__Problem description__
Give back each line of the listing precisely as written.

__Source records__
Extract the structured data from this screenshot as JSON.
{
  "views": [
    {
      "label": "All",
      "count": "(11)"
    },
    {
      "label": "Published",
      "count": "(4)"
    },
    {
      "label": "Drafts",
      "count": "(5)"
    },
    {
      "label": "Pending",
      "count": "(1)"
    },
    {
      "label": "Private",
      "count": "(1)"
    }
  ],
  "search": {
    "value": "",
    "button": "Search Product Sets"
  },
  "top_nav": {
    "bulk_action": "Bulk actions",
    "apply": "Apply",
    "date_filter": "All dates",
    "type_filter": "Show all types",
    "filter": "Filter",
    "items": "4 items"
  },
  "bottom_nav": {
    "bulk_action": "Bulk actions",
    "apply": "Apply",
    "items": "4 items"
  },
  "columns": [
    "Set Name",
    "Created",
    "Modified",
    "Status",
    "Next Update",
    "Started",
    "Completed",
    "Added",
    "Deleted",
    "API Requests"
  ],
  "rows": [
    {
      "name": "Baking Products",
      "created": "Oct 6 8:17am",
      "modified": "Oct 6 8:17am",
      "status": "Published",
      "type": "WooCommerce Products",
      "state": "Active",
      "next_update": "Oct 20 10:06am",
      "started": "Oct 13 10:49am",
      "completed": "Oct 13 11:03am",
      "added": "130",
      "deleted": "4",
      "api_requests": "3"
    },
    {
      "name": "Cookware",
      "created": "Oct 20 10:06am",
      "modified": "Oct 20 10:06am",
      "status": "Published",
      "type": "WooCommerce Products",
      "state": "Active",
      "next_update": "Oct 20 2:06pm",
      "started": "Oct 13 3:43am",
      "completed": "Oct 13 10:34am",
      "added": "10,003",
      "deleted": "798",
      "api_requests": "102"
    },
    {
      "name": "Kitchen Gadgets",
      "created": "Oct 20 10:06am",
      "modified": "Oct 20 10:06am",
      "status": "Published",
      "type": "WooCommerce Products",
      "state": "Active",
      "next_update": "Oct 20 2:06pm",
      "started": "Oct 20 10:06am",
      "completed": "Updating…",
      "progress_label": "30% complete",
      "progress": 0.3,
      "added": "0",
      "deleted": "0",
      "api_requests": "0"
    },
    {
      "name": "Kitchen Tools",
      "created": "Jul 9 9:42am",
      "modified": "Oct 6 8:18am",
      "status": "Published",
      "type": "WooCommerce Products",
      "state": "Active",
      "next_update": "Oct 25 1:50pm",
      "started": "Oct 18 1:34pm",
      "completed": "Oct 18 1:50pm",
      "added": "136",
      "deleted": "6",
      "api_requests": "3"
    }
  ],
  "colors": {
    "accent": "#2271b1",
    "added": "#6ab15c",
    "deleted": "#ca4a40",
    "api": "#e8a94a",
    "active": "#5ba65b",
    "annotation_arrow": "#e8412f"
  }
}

__Result of the task__
Extract the structured data from this screenshot as JSON.
{
  "views": [
    {
      "label": "All",
      "count": "(11)"
    },
    {
      "label": "Published",
      "count": "(4)"
    },
    {
      "label": "Drafts",
      "count": "(5)"
    },
    {
      "label": "Pending",
      "count": "(1)"
    },
    {
      "label": "Private",
      "count": "(1)"
    }
  ],
  "search": {
    "value": "",
    "button": "Search Product Sets"
  },
  "top_nav": {
    "bulk_action": "Bulk actions",
    "apply": "Apply",
    "date_filter": "All dates",
    "type_filter": "Show all types",
    "filter": "Filter",
    "items": "4 items"
  },
  "bottom_nav": {
    "bulk_action": "Bulk actions",
    "apply": "Apply",
    "items": "4 items"
  },
  "columns": [
    "Set Name",
    "Created",
    "Modified",
    "Status",
    "Next Update",
    "Started",
    "Completed",
    "Added",
    "Deleted",
    "API Requests"
  ],
  "rows": [
    {
      "name": "Baking Products",
      "created": "Oct 6 8:17am",
      "modified": "Oct 6 8:17am",
      "status": "Published",
      "type": "WooCommerce Products",
      "state": "Active",
      "next_update": "Oct 20 10:06am",
      "started": "Oct 13 10:49am",
      "completed": "Oct 13 11:03am",
      "added": "130",
      "deleted": "4",
      "api_requests": "3"
    },
    {
      "name": "Cookware",
      "created": "Oct 20 10:06am",
      "modified": "Oct 20 10:06am",
      "status": "Published",
      "type": "WooCommerce Products",
      "state": "Active",
      "next_update": "Oct 20 2:06pm",
      "started": "Oct 13 3:43am",
      "completed": "Oct 13 10:34am",
      "added": "10,003",
      "deleted": "798",
      "api_requests": "102"
    },
    {
      "name": "Kitchen Gadgets",
      "created": "Oct 20 10:06am",
      "modified": "Oct 20 10:06am",
      "status": "Published",
      "type": "WooCommerce Products",
      "state": "Active",
      "next_update": "Oct 20 2:06pm",
      "started": "Oct 20 10:06am",
      "completed": "Updating…",
      "progress_label": "30% complete",
      "progress": 0.3,
      "added": "0",
      "deleted": "0",
      "api_requests": "0"
    },
    {
      "name": "Kitchen Tools",
      "created": "Jul 9 9:42am",
      "modified": "Oct 6 8:18am",
      "status": "Published",
      "type": "WooCommerce Products",
      "state": "Active",
      "next_update": "Oct 25 1:50pm",
      "started": "Oct 18 1:34pm",
      "completed": "Oct 18 1:50pm",
      "added": "136",
      "deleted": "6",
      "api_requests": "3"
    }
  ],
  "colors": {
    "accent": "#2271b1",
    "added": "#6ab15c",
    "deleted": "#ca4a40",
    "api": "#e8a94a",
    "active": "#5ba65b",
    "annotation_arrow": "#e8412f"
  }
}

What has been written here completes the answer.